BEGIN DATA SHOWN

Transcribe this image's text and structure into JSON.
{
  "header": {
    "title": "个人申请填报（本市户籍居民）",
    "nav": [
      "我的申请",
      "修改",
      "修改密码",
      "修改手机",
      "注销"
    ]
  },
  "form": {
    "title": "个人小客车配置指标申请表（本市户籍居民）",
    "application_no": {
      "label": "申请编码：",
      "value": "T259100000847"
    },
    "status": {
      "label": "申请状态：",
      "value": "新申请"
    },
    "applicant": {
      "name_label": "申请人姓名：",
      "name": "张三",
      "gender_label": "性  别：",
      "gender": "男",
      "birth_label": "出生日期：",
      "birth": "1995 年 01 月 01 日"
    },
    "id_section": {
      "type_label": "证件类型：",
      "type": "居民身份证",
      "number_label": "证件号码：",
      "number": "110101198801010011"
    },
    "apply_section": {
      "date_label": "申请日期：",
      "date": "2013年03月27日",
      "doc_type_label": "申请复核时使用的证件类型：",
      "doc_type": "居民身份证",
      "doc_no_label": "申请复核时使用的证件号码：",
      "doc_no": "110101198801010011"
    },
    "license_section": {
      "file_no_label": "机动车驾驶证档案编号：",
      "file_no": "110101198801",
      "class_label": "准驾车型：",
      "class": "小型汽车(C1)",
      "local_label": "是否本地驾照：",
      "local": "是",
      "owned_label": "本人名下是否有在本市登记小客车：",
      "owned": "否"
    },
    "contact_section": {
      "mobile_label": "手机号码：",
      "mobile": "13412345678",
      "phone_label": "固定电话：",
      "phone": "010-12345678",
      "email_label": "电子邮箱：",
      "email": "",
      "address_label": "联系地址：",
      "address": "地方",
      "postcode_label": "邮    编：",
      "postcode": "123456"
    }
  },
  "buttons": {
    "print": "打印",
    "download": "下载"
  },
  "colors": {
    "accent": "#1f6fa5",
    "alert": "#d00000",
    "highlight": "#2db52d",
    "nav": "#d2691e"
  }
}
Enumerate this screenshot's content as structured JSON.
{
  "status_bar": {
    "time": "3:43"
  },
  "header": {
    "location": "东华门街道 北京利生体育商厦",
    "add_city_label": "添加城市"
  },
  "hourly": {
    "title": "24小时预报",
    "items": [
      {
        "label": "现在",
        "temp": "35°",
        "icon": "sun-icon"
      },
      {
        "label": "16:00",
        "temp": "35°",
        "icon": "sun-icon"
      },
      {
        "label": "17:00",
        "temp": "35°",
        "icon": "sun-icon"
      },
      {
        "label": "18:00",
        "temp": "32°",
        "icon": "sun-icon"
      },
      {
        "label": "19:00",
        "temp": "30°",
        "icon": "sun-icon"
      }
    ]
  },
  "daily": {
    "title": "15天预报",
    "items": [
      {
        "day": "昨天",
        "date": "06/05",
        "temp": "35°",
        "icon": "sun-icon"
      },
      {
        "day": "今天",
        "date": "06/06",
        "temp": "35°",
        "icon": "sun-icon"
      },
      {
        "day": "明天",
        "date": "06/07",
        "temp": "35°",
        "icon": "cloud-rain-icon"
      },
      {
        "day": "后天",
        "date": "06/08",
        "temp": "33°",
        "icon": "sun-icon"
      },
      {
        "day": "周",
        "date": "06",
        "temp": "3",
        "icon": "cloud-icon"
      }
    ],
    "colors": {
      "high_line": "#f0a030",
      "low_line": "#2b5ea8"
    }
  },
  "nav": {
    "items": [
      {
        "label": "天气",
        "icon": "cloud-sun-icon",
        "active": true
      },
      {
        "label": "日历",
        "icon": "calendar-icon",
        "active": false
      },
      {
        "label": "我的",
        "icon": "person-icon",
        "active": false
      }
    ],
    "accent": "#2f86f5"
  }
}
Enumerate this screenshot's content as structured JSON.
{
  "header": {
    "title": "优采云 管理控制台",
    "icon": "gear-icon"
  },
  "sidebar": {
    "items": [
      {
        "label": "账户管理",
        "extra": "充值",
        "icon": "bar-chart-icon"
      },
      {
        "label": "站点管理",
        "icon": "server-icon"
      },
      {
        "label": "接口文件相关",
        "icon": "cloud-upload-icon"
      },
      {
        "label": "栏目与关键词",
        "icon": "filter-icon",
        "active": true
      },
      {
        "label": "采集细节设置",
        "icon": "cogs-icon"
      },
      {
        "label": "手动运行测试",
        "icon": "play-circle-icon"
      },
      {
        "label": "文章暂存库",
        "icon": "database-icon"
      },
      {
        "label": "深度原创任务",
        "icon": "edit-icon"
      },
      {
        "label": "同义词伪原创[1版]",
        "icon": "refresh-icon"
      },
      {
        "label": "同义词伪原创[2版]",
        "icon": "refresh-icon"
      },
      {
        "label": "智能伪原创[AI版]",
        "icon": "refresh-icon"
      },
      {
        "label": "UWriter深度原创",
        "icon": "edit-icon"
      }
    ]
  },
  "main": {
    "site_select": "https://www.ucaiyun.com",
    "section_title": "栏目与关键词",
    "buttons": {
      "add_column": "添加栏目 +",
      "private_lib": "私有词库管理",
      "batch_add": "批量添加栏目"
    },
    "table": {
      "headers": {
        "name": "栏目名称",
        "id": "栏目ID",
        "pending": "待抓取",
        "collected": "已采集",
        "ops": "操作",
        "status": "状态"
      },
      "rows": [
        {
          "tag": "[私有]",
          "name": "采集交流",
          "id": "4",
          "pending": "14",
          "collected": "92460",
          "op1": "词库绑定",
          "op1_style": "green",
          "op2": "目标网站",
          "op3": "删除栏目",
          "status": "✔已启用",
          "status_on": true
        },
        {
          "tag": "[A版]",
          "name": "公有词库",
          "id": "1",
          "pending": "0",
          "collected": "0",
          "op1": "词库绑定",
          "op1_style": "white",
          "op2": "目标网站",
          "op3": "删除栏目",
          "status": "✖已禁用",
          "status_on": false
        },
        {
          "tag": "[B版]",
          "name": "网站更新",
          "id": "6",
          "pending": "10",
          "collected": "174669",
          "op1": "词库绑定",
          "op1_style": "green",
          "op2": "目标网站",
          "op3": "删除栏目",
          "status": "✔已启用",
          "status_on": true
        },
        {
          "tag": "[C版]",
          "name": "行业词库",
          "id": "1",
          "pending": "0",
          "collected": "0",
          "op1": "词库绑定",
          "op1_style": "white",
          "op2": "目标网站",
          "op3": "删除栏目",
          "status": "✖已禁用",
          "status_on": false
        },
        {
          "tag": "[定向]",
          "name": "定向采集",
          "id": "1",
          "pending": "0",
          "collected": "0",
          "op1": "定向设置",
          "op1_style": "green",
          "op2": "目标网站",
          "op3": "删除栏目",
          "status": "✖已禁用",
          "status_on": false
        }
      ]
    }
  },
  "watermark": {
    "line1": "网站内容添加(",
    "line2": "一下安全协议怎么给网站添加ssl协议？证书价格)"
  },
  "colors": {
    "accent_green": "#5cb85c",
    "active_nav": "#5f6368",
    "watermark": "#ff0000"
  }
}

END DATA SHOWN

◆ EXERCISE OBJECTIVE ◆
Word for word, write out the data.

◆ SOLUTION FOR THIS TASK ◆
Transcribe this image's text and structure into JSON.
{
  "header": {
    "title": "个人申请填报（本市户籍居民）",
    "nav": [
      "我的申请",
      "修改",
      "修改密码",
      "修改手机",
      "注销"
    ]
  },
  "form": {
    "title": "个人小客车配置指标申请表（本市户籍居民）",
    "application_no": {
      "label": "申请编码：",
      "value": "T259100000847"
    },
    "status": {
      "label": "申请状态：",
      "value": "新申请"
    },
    "applicant": {
      "name_label": "申请人姓名：",
      "name": "张三",
      "gender_label": "性  别：",
      "gender": "男",
      "birth_label": "出生日期：",
      "birth": "1995 年 01 月 01 日"
    },
    "id_section": {
      "type_label": "证件类型：",
      "type": "居民身份证",
      "number_label": "证件号码：",
      "number": "110101198801010011"
    },
    "apply_section": {
      "date_label": "申请日期：",
      "date": "2013年03月27日",
      "doc_type_label": "申请复核时使用的证件类型：",
      "doc_type": "居民身份证",
      "doc_no_label": "申请复核时使用的证件号码：",
      "doc_no": "110101198801010011"
    },
    "license_section": {
      "file_no_label": "机动车驾驶证档案编号：",
      "file_no": "110101198801",
      "class_label": "准驾车型：",
      "class": "小型汽车(C1)",
      "local_label": "是否本地驾照：",
      "local": "是",
      "owned_label": "本人名下是否有在本市登记小客车：",
      "owned": "否"
    },
    "contact_section": {
      "mobile_label": "手机号码：",
      "mobile": "13412345678",
      "phone_label": "固定电话：",
      "phone": "010-12345678",
      "email_label": "电子邮箱：",
      "email": "",
      "address_label": "联系地址：",
      "address": "地方",
      "postcode_label": "邮    编：",
      "postcode": "123456"
    }
  },
  "buttons": {
    "print": "打印",
    "download": "下载"
  },
  "colors": {
    "accent": "#1f6fa5",
    "alert": "#d00000",
    "highlight": "#2db52d",
    "nav": "#d2691e"
  }
}
Enumerate this screenshot's content as structured JSON.
{
  "status_bar": {
    "time": "3:43"
  },
  "header": {
    "location": "东华门街道 北京利生体育商厦",
    "add_city_label": "添加城市"
  },
  "hourly": {
    "title": "24小时预报",
    "items": [
      {
        "label": "现在",
        "temp": "35°",
        "icon": "sun-icon"
      },
      {
        "label": "16:00",
        "temp": "35°",
        "icon": "sun-icon"
      },
      {
        "label": "17:00",
        "temp": "35°",
        "icon": "sun-icon"
      },
      {
        "label": "18:00",
        "temp": "32°",
        "icon": "sun-icon"
      },
      {
        "label": "19:00",
        "temp": "30°",
        "icon": "sun-icon"
      }
    ]
  },
  "daily": {
    "title": "15天预报",
    "items": [
      {
        "day": "昨天",
        "date": "06/05",
        "temp": "35°",
        "icon": "sun-icon"
      },
      {
        "day": "今天",
        "date": "06/06",
        "temp": "35°",
        "icon": "sun-icon"
      },
      {
        "day": "明天",
        "date": "06/07",
        "temp": "35°",
        "icon": "cloud-rain-icon"
      },
      {
        "day": "后天",
        "date": "06/08",
        "temp": "33°",
        "icon": "sun-icon"
      },
      {
        "day": "周",
        "date": "06",
        "temp": "3",
        "icon": "cloud-icon"
      }
    ],
    "colors": {
      "high_line": "#f0a030",
      "low_line": "#2b5ea8"
    }
  },
  "nav": {
    "items": [
      {
        "label": "天气",
        "icon": "cloud-sun-icon",
        "active": true
      },
      {
        "label": "日历",
        "icon": "calendar-icon",
        "active": false
      },
      {
        "label": "我的",
        "icon": "person-icon",
        "active": false
      }
    ],
    "accent": "#2f86f5"
  }
}
Enumerate this screenshot's content as structured JSON.
{
  "header": {
    "title": "优采云 管理控制台",
    "icon": "gear-icon"
  },
  "sidebar": {
    "items": [
      {
        "label": "账户管理",
        "extra": "充值",
        "icon": "bar-chart-icon"
      },
      {
        "label": "站点管理",
        "icon": "server-icon"
      },
      {
        "label": "接口文件相关",
        "icon": "cloud-upload-icon"
      },
      {
        "label": "栏目与关键词",
        "icon": "filter-icon",
        "active": true
      },
      {
        "label": "采集细节设置",
        "icon": "cogs-icon"
      },
      {
        "label": "手动运行测试",
        "icon": "play-circle-icon"
      },
      {
        "label": "文章暂存库",
        "icon": "database-icon"
      },
      {
        "label": "深度原创任务",
        "icon": "edit-icon"
      },
      {
        "label": "同义词伪原创[1版]",
        "icon": "refresh-icon"
      },
      {
        "label": "同义词伪原创[2版]",
        "icon": "refresh-icon"
      },
      {
        "label": "智能伪原创[AI版]",
        "icon": "refresh-icon"
      },
      {
        "label": "UWriter深度原创",
        "icon": "edit-icon"
      }
    ]
  },
  "main": {
    "site_select": "https://www.ucaiyun.com",
    "section_title": "栏目与关键词",
    "buttons": {
      "add_column": "添加栏目 +",
      "private_lib": "私有词库管理",
      "batch_add": "批量添加栏目"
    },
    "table": {
      "headers": {
        "name": "栏目名称",
        "id": "栏目ID",
        "pending": "待抓取",
        "collected": "已采集",
        "ops": "操作",
        "status": "状态"
      },
      "rows": [
        {
          "tag": "[私有]",
          "name": "采集交流",
          "id": "4",
          "pending": "14",
          "collected": "92460",
          "op1": "词库绑定",
          "op1_style": "green",
          "op2": "目标网站",
          "op3": "删除栏目",
          "status": "✔已启用",
          "status_on": true
        },
        {
          "tag": "[A版]",
          "name": "公有词库",
          "id": "1",
          "pending": "0",
          "collected": "0",
          "op1": "词库绑定",
          "op1_style": "white",
          "op2": "目标网站",
          "op3": "删除栏目",
          "status": "✖已禁用",
          "status_on": false
        },
        {
          "tag": "[B版]",
          "name": "网站更新",
          "id": "6",
          "pending": "10",
          "collected": "174669",
          "op1": "词库绑定",
          "op1_style": "green",
          "op2": "目标网站",
          "op3": "删除栏目",
          "status": "✔已启用",
          "status_on": true
        },
        {
          "tag": "[C版]",
          "name": "行业词库",
          "id": "1",
          "pending": "0",
          "collected": "0",
          "op1": "词库绑定",
          "op1_style": "white",
          "op2": "目标网站",
          "op3": "删除栏目",
          "status": "✖已禁用",
          "status_on": false
        },
        {
          "tag": "[定向]",
          "name": "定向采集",
          "id": "1",
          "pending": "0",
          "collected": "0",
          "op1": "定向设置",
          "op1_style": "green",
          "op2": "目标网站",
          "op3": "删除栏目",
          "status": "✖已禁用",
          "status_on": false
        }
      ]
    }
  },
  "watermark": {
    "line1": "网站内容添加(",
    "line2": "一下安全协议怎么给网站添加ssl协议？证书价格)"
  },
  "colors": {
    "accent_green": "#5cb85c",
    "active_nav": "#5f6368",
    "watermark": "#ff0000"
  }
}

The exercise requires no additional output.